Germany's Milky Chance return with an idiosyncratic and inventive alt-pop album, Living In A Haze, which vibrates with possibility and passion - it's a thrilling juncture for the band as they look forward to a heavy touring schedule in 2023 and beyond.
As Milky Chance shares the idiosyncratic and inventive alt-pop songs that populate their new album Living In A Haze, they proudly boast over 10 million monthly Spotify listeners, an enviable touring resume (including stops at Coachella and Lollapalooza), and an upcoming schedule of world-trotting 2023 dates featuring the biggest shows of their career. Over the past decade, they've proven themselves to be, in their own low-key way, one of the biggest bands in the world.
Their runaway hit debut "Stolen Dance" - which recently surpassed over 1 billion streams on Spotify - gifted Clemens Rehbein and Phillipp Dausch with a platform far beyond what the duo could have imagined. They capitalized on that momentum with their 2014 debut Sadnecessary, which broke them as a global streaming and touring act, and followed that up with 2017's Blossom and 2019's Mind The Moon, which found them taking advantage of new resources to collaborate with heroes like Jack Johnson and Ladysmith Black Mambazo.
On their independent debut Living In A Haze, Milky Chance thrive on writing the tightest, most groove-forward alt-pop songs imaginable - and then going back and distorting each sound into its wildest iteration. Recorded at Jazzanova Recording Studios in Berlin with production help from DECCO, Jonas Holle, Tobias Kuhn, and Dennis Neuer as well as guest appearances from Fatoumata Diawara and Charlotte Cardin, Living In A Haze applies the band's endless musical curiosity to the propulsive logic of the best club music while delivering masterful songcraft.

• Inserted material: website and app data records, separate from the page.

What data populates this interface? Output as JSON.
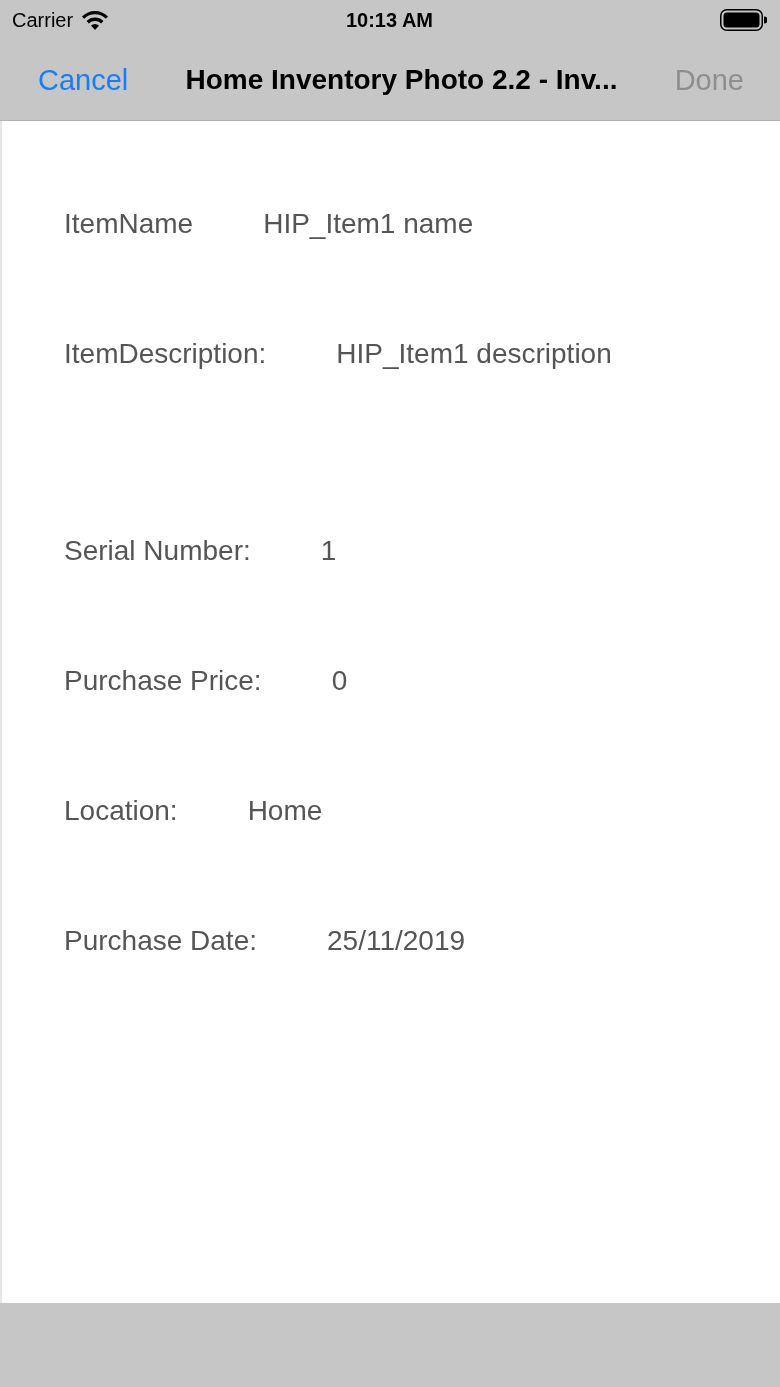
{
  "status_bar": {
    "carrier": "Carrier",
    "time": "10:13 AM"
  },
  "nav_bar": {
    "cancel": {
      "label": "Cancel",
      "disabled": false
    },
    "title": "Home Inventory Photo 2.2 - Inv...",
    "done": {
      "label": "Done",
      "disabled": true
    }
  },
  "fields": [
    {
      "kind": "text",
      "label": "ItemName",
      "value": "HIP_Item1 name"
    },
    {
      "kind": "multiline",
      "label": "ItemDescription:",
      "value": "HIP_Item1 description"
    },
    {
      "kind": "text",
      "label": "Serial Number:",
      "value": "1"
    },
    {
      "kind": "text",
      "label": "Purchase Price:",
      "value": "0"
    },
    {
      "kind": "text",
      "label": "Location:",
      "value": "Home"
    },
    {
      "kind": "text",
      "label": "Purchase Date:",
      "value": "25/11/2019"
    }
  ]
}
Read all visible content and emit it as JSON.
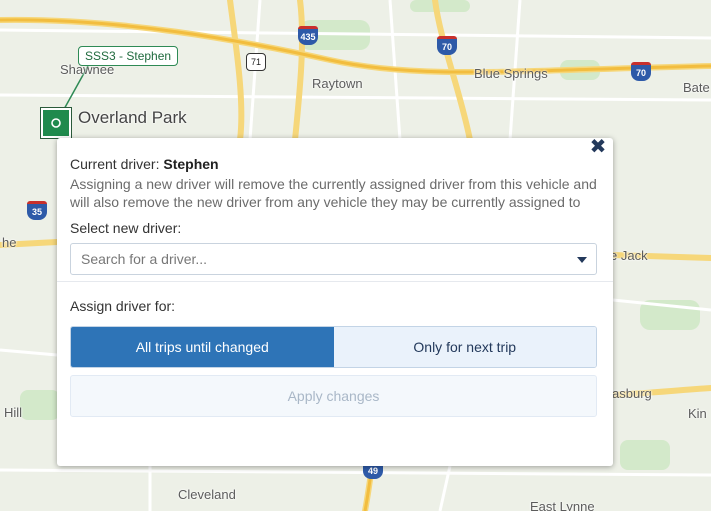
{
  "map": {
    "labels": {
      "shawnee": "Shawnee",
      "overland_park": "Overland Park",
      "raytown": "Raytown",
      "blue_springs": "Blue Springs",
      "bate": "Bate",
      "the": "he",
      "lone_jack": "e Jack",
      "hill": "Hill",
      "harrisonburg": "asburg",
      "kin": "Kin",
      "cleveland": "Cleveland",
      "east_lynne": "East Lynne"
    },
    "shields": {
      "i435": "435",
      "i70_a": "70",
      "i70_b": "70",
      "i35": "35",
      "i49": "49",
      "us71": "71"
    },
    "vehicle_tag": "SSS3 - Stephen",
    "vehicle_marker_icon": "pin-icon"
  },
  "popup": {
    "close_icon": "close-icon",
    "current_driver_prefix": "Current driver:",
    "current_driver_name": "Stephen",
    "warning_text": "Assigning a new driver will remove the currently assigned driver from this vehicle and will also remove the new driver from any vehicle they may be currently assigned to",
    "select_label": "Select new driver:",
    "search_placeholder": "Search for a driver...",
    "search_value": "",
    "assign_label": "Assign driver for:",
    "options": [
      {
        "label": "All trips until changed",
        "active": true
      },
      {
        "label": "Only for next trip",
        "active": false
      }
    ],
    "apply_label": "Apply changes",
    "colors": {
      "accent": "#2e74b7",
      "dark_navy": "#23395b",
      "marker_green": "#1f8a4d"
    }
  }
}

There are sublime moments throughout: album opener and lead single "Living In A Haze" is an economical haymaker of a track that unfolds with an enigmatic logic, going from elegiac triplet guitar figure to a tight, post-Strokes rhythmic feel that provides the ideal musical metaphor to accompany Rehbein's dreamy delivery. Afrobeat rhythms power both "Flicker In The Dark" and "Feeling For You" - on the first providing a canvas on which to liberally splatter earthy acoustic textures and a cartoonishly colorful guitar solo, on the second lending a swiveling counterpoint to a narcotized vocal. And on "History Of Yesterday," Milky Chance marry a UKG shuffle with sunny atmospherics and cascades of reverberating piano to propel the band's breeziest chorus to date.